So, Other People is about a guy that goes to hell and the demon he meets there. I found it to be absolutely fascinating and thought provoking. October in the Chair is a story inside of another story….just read it. Instructions is fantastic, and I love the reassurance (or warning?) that is included:
“From the back garden you will be able to see the wild wood.
The deep well you walk past leads down to Winters’ realm;
there is another land at the bottom of it.
If you turn around here,
you can walk back, safely;
you will lose no face. I will think no less of you.”
How to Talk to Girls at Parties is told from the perspective of a sixteen year old boy who gets dragged to a party that isn’t what either of them think it is. Every time I read it, I really want to know what happens to upset Vic that way, don’t you?
Then there’s the piece that closes the collection, The Monarch of the Glen, that stars Shadow from American Gods. It was good to see Shadow again. I didn’t realize until the opening paragraphs that I’d missed him. Really good characters are like that, you need to visit them every now and again.
I could go on and on about the pieces in this collection. There are so many things to say! Strange Little Girls, Keepsakes and Treasures, Sunbird (oh, you have to read this one!) and so many others that I didn’t want to leave out and couldn’t find space to describe. Just read it, and you’ll understand.
Some short stories or short story collections I read and I feel cheated out of a novel. I’m left wanting more, as if this is only enough to whet my appetite…an appetizer instead of a meal. Fragile Things is a meal in itself…at least three courses, maybe four, and I certainly didn’t close the cover feeling unsatisfied…maybe a bit disturbed and unsettled. However, if we wanted puppy dogs and sunshine…of the normal sort, we wouldn’t be reading Mr. Gaiman, now would we? I’m sure that Neil Gaiman could happily write about puppy dogs and sunshine but the sunshine would be a winter sun, cold and wan, and the puppy….well that wouldn’t be a normal puppy at all. The last time, it was a Hell-hound trapped in the body/attitude of a little dog … who knows what he’d think of next, and that’s why we love him.
This week’s “first lines” is a little bit different. I picked two Feeders and Eaters and Going Wodwo for a bit of a sneak peek.
Feeders and Eaters
“This is a true story, pretty much. As far as that goes, and whatever good it does anybody.”
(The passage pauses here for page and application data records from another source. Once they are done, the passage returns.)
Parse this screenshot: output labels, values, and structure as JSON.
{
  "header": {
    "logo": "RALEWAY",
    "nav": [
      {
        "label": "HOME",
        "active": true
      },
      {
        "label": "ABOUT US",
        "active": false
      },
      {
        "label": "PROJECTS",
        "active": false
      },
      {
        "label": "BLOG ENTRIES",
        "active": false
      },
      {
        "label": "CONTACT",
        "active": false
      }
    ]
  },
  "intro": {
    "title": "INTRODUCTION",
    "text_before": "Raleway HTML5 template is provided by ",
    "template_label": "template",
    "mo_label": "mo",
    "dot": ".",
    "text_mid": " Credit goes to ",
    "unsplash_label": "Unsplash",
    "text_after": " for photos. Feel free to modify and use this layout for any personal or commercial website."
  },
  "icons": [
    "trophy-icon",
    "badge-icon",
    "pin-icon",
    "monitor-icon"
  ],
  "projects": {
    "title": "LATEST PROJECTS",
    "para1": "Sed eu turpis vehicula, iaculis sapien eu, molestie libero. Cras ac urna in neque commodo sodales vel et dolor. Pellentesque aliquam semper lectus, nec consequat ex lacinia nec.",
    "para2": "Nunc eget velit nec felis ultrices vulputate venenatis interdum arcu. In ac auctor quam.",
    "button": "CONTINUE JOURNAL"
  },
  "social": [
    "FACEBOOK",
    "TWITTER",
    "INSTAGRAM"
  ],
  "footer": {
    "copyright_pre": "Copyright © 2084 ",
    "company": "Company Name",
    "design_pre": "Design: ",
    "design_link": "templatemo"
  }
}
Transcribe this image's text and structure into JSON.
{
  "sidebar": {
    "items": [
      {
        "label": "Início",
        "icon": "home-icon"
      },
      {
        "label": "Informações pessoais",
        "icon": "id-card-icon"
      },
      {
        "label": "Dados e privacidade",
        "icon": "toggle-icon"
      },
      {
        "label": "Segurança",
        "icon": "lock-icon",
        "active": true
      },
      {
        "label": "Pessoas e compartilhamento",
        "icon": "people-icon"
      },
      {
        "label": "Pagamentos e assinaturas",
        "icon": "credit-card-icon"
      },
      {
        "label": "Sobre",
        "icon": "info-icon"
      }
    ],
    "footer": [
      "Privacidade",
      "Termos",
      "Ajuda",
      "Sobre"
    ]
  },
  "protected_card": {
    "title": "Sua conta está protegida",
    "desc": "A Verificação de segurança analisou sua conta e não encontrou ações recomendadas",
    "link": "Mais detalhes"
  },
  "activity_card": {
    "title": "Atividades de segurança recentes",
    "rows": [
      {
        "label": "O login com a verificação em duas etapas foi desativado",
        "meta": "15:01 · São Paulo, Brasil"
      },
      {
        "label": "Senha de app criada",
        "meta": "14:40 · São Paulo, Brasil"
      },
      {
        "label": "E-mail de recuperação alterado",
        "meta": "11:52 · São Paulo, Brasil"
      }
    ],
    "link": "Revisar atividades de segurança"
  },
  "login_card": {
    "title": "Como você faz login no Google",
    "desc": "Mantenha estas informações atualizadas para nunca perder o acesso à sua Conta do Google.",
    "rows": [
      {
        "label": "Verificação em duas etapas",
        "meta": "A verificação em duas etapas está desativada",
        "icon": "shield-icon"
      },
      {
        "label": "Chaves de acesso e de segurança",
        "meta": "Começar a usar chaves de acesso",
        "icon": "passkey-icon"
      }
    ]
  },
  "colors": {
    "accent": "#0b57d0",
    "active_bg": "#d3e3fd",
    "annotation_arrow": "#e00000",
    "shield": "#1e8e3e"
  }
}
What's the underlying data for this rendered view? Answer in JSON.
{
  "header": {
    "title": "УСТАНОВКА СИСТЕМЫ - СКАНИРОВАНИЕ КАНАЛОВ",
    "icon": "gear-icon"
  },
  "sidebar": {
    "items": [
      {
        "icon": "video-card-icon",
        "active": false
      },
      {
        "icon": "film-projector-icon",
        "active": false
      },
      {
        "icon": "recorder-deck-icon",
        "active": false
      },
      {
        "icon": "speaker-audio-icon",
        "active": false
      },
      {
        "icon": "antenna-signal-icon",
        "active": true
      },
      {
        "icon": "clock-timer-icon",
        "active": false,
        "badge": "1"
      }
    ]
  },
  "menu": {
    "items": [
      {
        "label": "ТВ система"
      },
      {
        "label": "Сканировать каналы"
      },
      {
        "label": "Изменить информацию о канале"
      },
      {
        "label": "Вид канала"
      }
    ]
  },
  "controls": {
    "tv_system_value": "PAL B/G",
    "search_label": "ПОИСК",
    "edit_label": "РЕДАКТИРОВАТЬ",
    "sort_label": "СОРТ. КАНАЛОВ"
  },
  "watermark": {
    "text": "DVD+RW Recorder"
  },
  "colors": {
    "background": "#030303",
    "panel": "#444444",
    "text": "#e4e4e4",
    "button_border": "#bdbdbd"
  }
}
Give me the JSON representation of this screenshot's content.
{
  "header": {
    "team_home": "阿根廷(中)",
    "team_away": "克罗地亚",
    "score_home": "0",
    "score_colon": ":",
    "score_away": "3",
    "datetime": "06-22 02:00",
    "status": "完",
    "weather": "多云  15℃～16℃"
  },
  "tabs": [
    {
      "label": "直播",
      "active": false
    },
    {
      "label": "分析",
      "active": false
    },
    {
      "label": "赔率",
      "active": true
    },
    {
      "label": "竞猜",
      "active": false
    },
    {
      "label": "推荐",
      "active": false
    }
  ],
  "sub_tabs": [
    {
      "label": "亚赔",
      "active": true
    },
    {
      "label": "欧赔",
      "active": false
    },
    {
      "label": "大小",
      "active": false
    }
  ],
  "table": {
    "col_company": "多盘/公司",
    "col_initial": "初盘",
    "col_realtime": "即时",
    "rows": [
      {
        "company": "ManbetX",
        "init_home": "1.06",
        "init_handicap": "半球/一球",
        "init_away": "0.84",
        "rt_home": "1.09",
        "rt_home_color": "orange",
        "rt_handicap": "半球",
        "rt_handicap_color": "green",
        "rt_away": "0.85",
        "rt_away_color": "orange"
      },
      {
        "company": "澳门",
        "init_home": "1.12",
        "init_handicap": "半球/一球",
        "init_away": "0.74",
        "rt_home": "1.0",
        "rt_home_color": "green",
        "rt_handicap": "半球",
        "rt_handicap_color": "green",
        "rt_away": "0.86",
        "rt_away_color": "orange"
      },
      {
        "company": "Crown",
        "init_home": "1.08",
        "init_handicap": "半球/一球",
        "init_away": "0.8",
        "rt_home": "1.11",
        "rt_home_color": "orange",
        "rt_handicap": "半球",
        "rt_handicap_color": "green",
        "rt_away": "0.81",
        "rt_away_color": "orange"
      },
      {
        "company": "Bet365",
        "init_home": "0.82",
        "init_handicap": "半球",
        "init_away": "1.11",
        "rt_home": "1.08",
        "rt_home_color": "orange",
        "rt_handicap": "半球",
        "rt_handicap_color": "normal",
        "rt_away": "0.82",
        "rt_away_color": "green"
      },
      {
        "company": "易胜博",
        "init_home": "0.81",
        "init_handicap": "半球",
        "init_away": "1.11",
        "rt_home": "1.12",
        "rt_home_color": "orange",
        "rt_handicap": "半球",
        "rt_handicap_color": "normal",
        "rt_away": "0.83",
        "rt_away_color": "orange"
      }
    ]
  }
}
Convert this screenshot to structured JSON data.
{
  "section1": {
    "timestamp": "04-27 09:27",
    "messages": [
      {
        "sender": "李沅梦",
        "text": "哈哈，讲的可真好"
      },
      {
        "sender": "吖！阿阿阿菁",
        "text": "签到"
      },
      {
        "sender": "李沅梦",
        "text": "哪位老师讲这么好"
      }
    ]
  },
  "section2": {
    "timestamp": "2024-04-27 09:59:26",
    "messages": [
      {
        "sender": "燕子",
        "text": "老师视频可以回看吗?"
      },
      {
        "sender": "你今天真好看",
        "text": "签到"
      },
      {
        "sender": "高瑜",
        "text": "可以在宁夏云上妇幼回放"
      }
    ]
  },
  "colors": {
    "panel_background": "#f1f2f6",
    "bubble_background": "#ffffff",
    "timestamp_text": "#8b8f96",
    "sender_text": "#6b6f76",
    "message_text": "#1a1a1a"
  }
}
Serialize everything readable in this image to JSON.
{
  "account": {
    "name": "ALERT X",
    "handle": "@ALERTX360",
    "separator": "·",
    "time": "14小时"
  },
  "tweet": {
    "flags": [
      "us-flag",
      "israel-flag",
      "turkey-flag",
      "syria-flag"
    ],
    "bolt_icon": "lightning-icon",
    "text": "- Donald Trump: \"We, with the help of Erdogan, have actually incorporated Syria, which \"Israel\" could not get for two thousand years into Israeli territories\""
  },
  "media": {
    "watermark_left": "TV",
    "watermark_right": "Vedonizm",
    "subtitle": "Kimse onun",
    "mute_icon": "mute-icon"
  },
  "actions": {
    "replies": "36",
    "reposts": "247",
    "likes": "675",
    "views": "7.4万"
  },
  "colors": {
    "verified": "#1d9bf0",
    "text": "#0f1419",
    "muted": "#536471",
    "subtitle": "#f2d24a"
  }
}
“Shedding my shirt, my book, my coat, my life
Leaving them, empty husks and fallen leaves
Going in search of food and for a spring
Of sweet water.”
‘Til Next Time,